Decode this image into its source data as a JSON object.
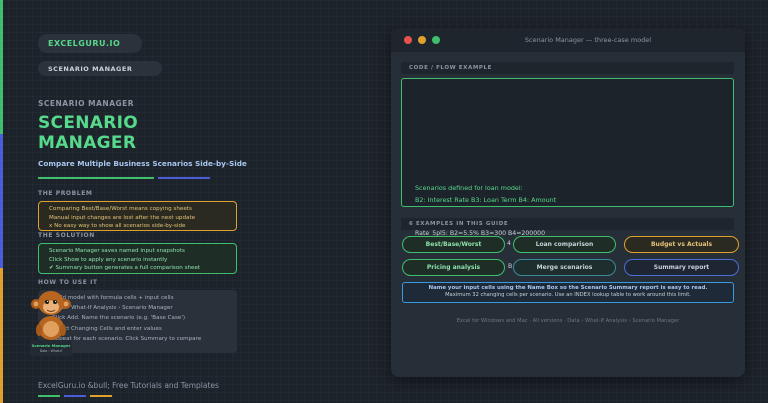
{
  "brand": "EXCELGURU.IO",
  "nav_badge": "SCENARIO MANAGER",
  "left": {
    "eyebrow": "SCENARIO MANAGER",
    "title_line1": "SCENARIO",
    "title_line2": "MANAGER",
    "subtitle": "Compare Multiple Business Scenarios Side-by-Side",
    "problem": {
      "label": "THE PROBLEM",
      "lines": [
        "Comparing Best/Base/Worst means copying sheets",
        "Manual input changes are lost after the next update",
        "x No easy way to show all scenarios side-by-side"
      ]
    },
    "solution": {
      "label": "THE SOLUTION",
      "lines": [
        "Scenario Manager saves named input snapshots",
        "Click Show to apply any scenario instantly",
        "✔ Summary button generates a full comparison sheet"
      ]
    },
    "howto": {
      "label": "HOW TO USE IT",
      "lines": [
        "Build model with formula cells + input cells",
        "Data › What-If Analysis › Scenario Manager",
        "Click Add. Name the scenario (e.g. 'Base Case')",
        "Select Changing Cells and enter values",
        "Repeat for each scenario. Click Summary to compare"
      ]
    },
    "mascot": {
      "caption": "Scenario Manager",
      "sub": "Data › What-If"
    },
    "footer": "ExcelGuru.io &bull; Free Tutorials and Templates"
  },
  "window": {
    "title": "Scenario Manager — three-case model",
    "code_label": "CODE / FLOW EXAMPLE",
    "code_lines": [
      "Scenarios defined for loan model:",
      "B2: Interest Rate B3: Loan Term B4: Amount"
    ],
    "overflow_text": "Rate_5pl5: B2=5.5% B3=300 B4=200000",
    "examples_label": "6 EXAMPLES IN THIS GUIDE",
    "buttons": [
      "Best/Base/Worst",
      "Loan comparison",
      "Budget vs Actuals",
      "Pricing analysis",
      "Merge scenarios",
      "Summary report"
    ],
    "behind_fragment_1": "4",
    "behind_fragment_2": "B",
    "tip_line1": "Name your input cells using the Name Box so the Scenario Summary report is easy to read.",
    "tip_line2": "Maximum 32 changing cells per scenario. Use an INDEX lookup table to work around this limit.",
    "footer": "Excel for Windows and Mac · All versions · Data › What-If Analysis › Scenario Manager"
  },
  "colors": {
    "green": "#56d98a",
    "orange": "#e0a030",
    "blue": "#5a6ee8",
    "bg": "#1d232b"
  }
}
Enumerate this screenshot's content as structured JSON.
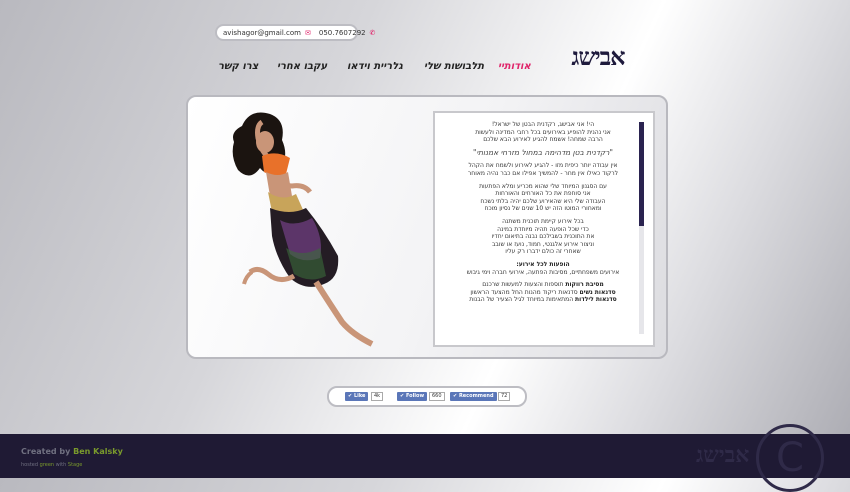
{
  "header": {
    "contact_email": "avishagor@gmail.com",
    "contact_phone": "050.7607292",
    "logo": "אבישג"
  },
  "nav": {
    "items": [
      {
        "label": "אודותיי",
        "active": true
      },
      {
        "label": "תלבושות שלי",
        "active": false
      },
      {
        "label": "גלריית וידאו",
        "active": false
      },
      {
        "label": "עקבו אחרי",
        "active": false
      },
      {
        "label": "צרו קשר",
        "active": false
      }
    ]
  },
  "content": {
    "p1": [
      "הי! אני אבישג, רקדנית הבטן של ישראל!",
      "אני נהנית להופיע באירועים בכל רחבי המדינה ולעשות",
      "הרבה שמחה! אשמח להגיע לאירוע הבא שלכם"
    ],
    "quote": "\"רקדנית בטן מדהימה במחול מזרחי אמנותי\"",
    "p2": [
      "אין עבודה יותר כיפית מזו - להגיע לאירוע ולשמח את הקהל",
      "לרקוד כאילו אין מחר - להמשיך אפילו אם כבר נהיה מאוחר"
    ],
    "p3": [
      "עם הסגנון המיוחד שלי שהוא מכריע ומלא הפתעות",
      "אני סוחפת את כל האורחים והאורחות",
      "העבודה שלי היא שהאירוע שלכם יהיה בלתי נשכח",
      "ומאחורי המוטו הזה יש 10 שנים של נסיון מוכח"
    ],
    "p4": [
      "בכל אירוע קיימת תוכנית משתנה",
      "כדי שכל הופעה תהיה מיוחדת במינה",
      "את התוכנית בשבילכם נבנה בתיאום יחדיו",
      "וניצור אירוע אלגנטי, חמוד, נועז או שובב",
      "שאחרי זה כולם ידברו רק עליו"
    ],
    "p5_title": "הופעות לכל אירוע:",
    "p5_line": "אירועים משפחתיים, מסיבות הפתעה, אירועי חברה וימי גיבוש",
    "p6": [
      {
        "bold": "מסיבת רווקות",
        "text": " תוספות והצעות למעשות שרכנם"
      },
      {
        "bold": "סדנאות נשים",
        "text": " סדנאות ריקוד מהנות החל מהצעד הראשון"
      },
      {
        "bold": "סדנאות לילדות",
        "text": " המתאימות במיוחד לגיל הצעיר של הבנות"
      }
    ]
  },
  "social": {
    "like_label": "Like",
    "like_count": "4k",
    "follow_label": "Follow",
    "follow_count": "660",
    "recommend_label": "Recommend",
    "recommend_count": "72"
  },
  "footer": {
    "created_prefix": "Created by ",
    "created_name": "Ben Kalsky",
    "host_prefix": "hosted ",
    "host_mid1": "green",
    "host_mid2": " with ",
    "host_end": "Stage",
    "logo": "אבישג",
    "copyright": "C"
  },
  "colors": {
    "accent": "#e0246a",
    "dark": "#1f1a34",
    "social_blue": "#5a76b8"
  }
}
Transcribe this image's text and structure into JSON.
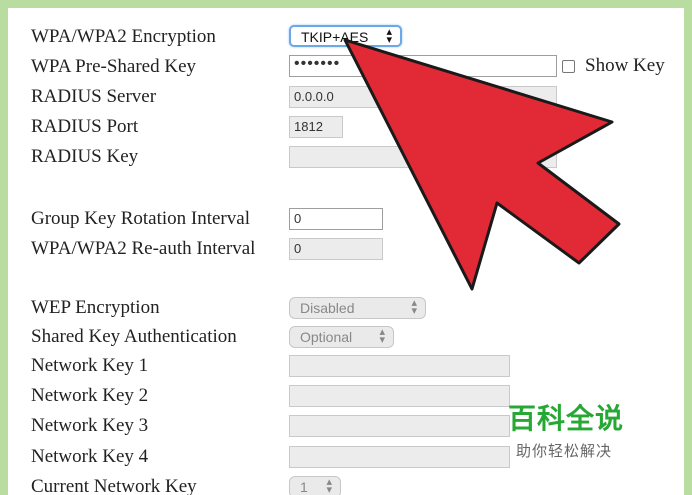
{
  "labels": {
    "wpa_encryption": "WPA/WPA2 Encryption",
    "wpa_psk": "WPA Pre-Shared Key",
    "radius_server": "RADIUS Server",
    "radius_port": "RADIUS Port",
    "radius_key": "RADIUS Key",
    "group_key_rotation": "Group Key Rotation Interval",
    "reauth_interval": "WPA/WPA2 Re-auth Interval",
    "wep_encryption": "WEP Encryption",
    "shared_key_auth": "Shared Key Authentication",
    "network_key_1": "Network Key 1",
    "network_key_2": "Network Key 2",
    "network_key_3": "Network Key 3",
    "network_key_4": "Network Key 4",
    "current_network_key": "Current Network Key",
    "show_key": "Show Key"
  },
  "values": {
    "wpa_encryption": "TKIP+AES",
    "wpa_psk": "•••••••",
    "radius_server": "0.0.0.0",
    "radius_port": "1812",
    "radius_key": "",
    "group_key_rotation": "0",
    "reauth_interval": "0",
    "wep_encryption": "Disabled",
    "shared_key_auth": "Optional",
    "network_key_1": "",
    "network_key_2": "",
    "network_key_3": "",
    "network_key_4": "",
    "current_network_key": "1",
    "show_key_checked": false
  },
  "watermark": {
    "title": "百科全说",
    "subtitle": "助你轻松解决"
  },
  "colors": {
    "arrow": "#e12a35",
    "watermark_green": "#27a835",
    "frame": "#b9dca0"
  }
}
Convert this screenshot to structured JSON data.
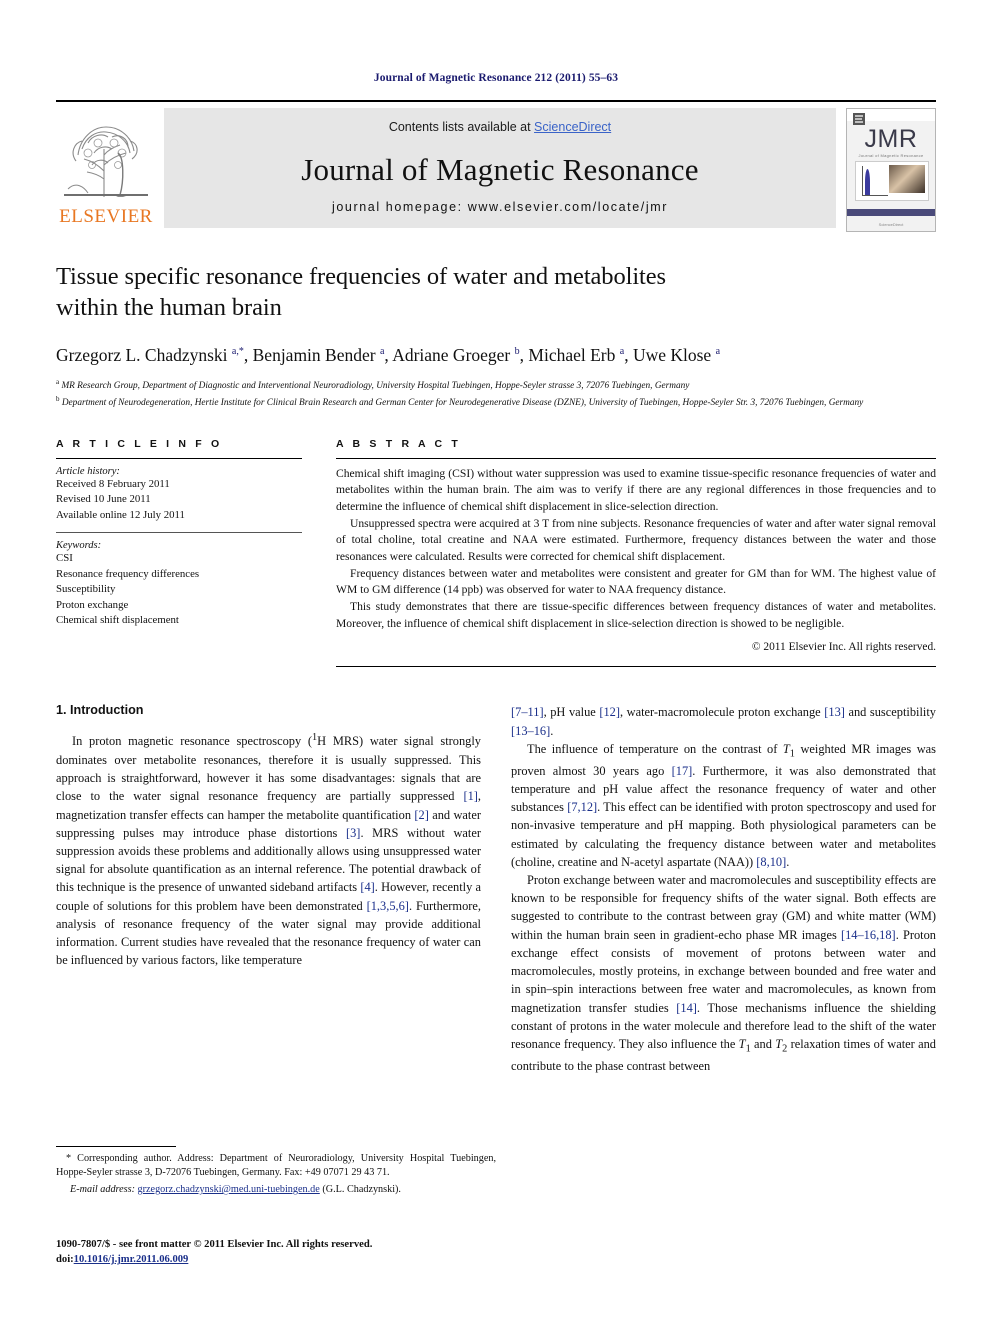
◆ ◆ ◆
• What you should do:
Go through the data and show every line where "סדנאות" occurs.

• Expected answer:
        "bold": "סדנאות נשים",
        "text": " סדנאות ריקוד מהנות החל מהצעד הראשון"
        "bold": "סדנאות לילדות",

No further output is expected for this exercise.